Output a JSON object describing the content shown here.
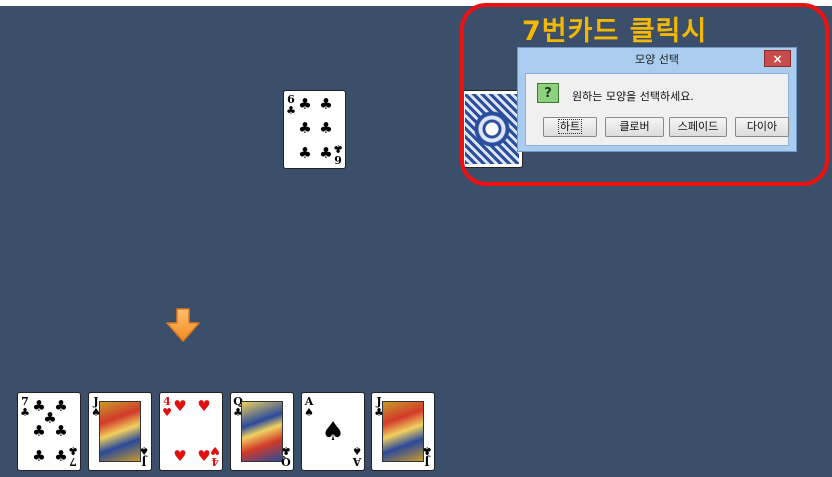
{
  "annotation": {
    "caption": "7번카드 클릭시",
    "highlight_color": "#ee1111",
    "caption_color": "#f5b800"
  },
  "table": {
    "background": "#3b4f6b"
  },
  "played_card": {
    "rank": "6",
    "suit": "♣",
    "suit_name": "clubs"
  },
  "deck": {
    "icon": "card-back-pattern"
  },
  "dialog": {
    "title": "모양 선택",
    "close_label": "×",
    "icon_label": "?",
    "message": "원하는 모양을 선택하세요.",
    "buttons": [
      "하트",
      "클로버",
      "스페이드",
      "다이아"
    ]
  },
  "turn_indicator": {
    "icon": "down-arrow-icon",
    "color": "#f3962a"
  },
  "hand": [
    {
      "rank": "7",
      "suit": "♣",
      "suit_name": "clubs"
    },
    {
      "rank": "J",
      "suit": "♠",
      "suit_name": "spades"
    },
    {
      "rank": "4",
      "suit": "♥",
      "suit_name": "hearts"
    },
    {
      "rank": "Q",
      "suit": "♣",
      "suit_name": "clubs"
    },
    {
      "rank": "A",
      "suit": "♠",
      "suit_name": "spades"
    },
    {
      "rank": "J",
      "suit": "♣",
      "suit_name": "clubs"
    }
  ]
}
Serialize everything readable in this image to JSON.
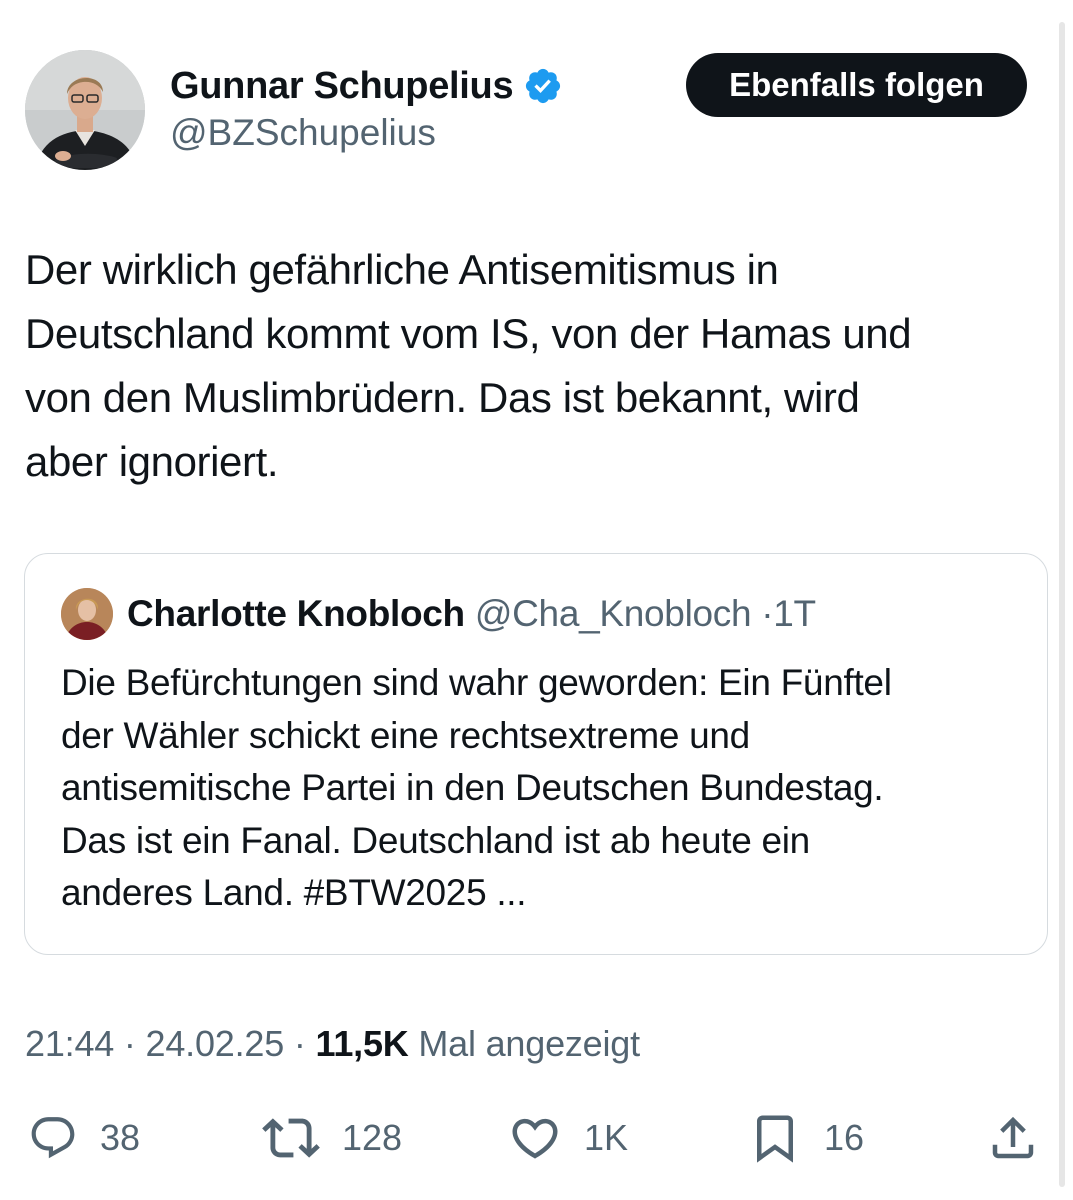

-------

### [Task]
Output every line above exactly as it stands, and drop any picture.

### [Exercise output]
Output a JSON object describing the content shown here.
{
  "annotation": {
    "caption": "7번카드 클릭시",
    "highlight_color": "#ee1111",
    "caption_color": "#f5b800"
  },
  "table": {
    "background": "#3b4f6b"
  },
  "played_card": {
    "rank": "6",
    "suit": "♣",
    "suit_name": "clubs"
  },
  "deck": {
    "icon": "card-back-pattern"
  },
  "dialog": {
    "title": "모양 선택",
    "close_label": "×",
    "icon_label": "?",
    "message": "원하는 모양을 선택하세요.",
    "buttons": [
      "하트",
      "클로버",
      "스페이드",
      "다이아"
    ]
  },
  "turn_indicator": {
    "icon": "down-arrow-icon",
    "color": "#f3962a"
  },
  "hand": [
    {
      "rank": "7",
      "suit": "♣",
      "suit_name": "clubs"
    },
    {
      "rank": "J",
      "suit": "♠",
      "suit_name": "spades"
    },
    {
      "rank": "4",
      "suit": "♥",
      "suit_name": "hearts"
    },
    {
      "rank": "Q",
      "suit": "♣",
      "suit_name": "clubs"
    },
    {
      "rank": "A",
      "suit": "♠",
      "suit_name": "spades"
    },
    {
      "rank": "J",
      "suit": "♣",
      "suit_name": "clubs"
    }
  ]
}
Serialize everything readable in this image to JSON.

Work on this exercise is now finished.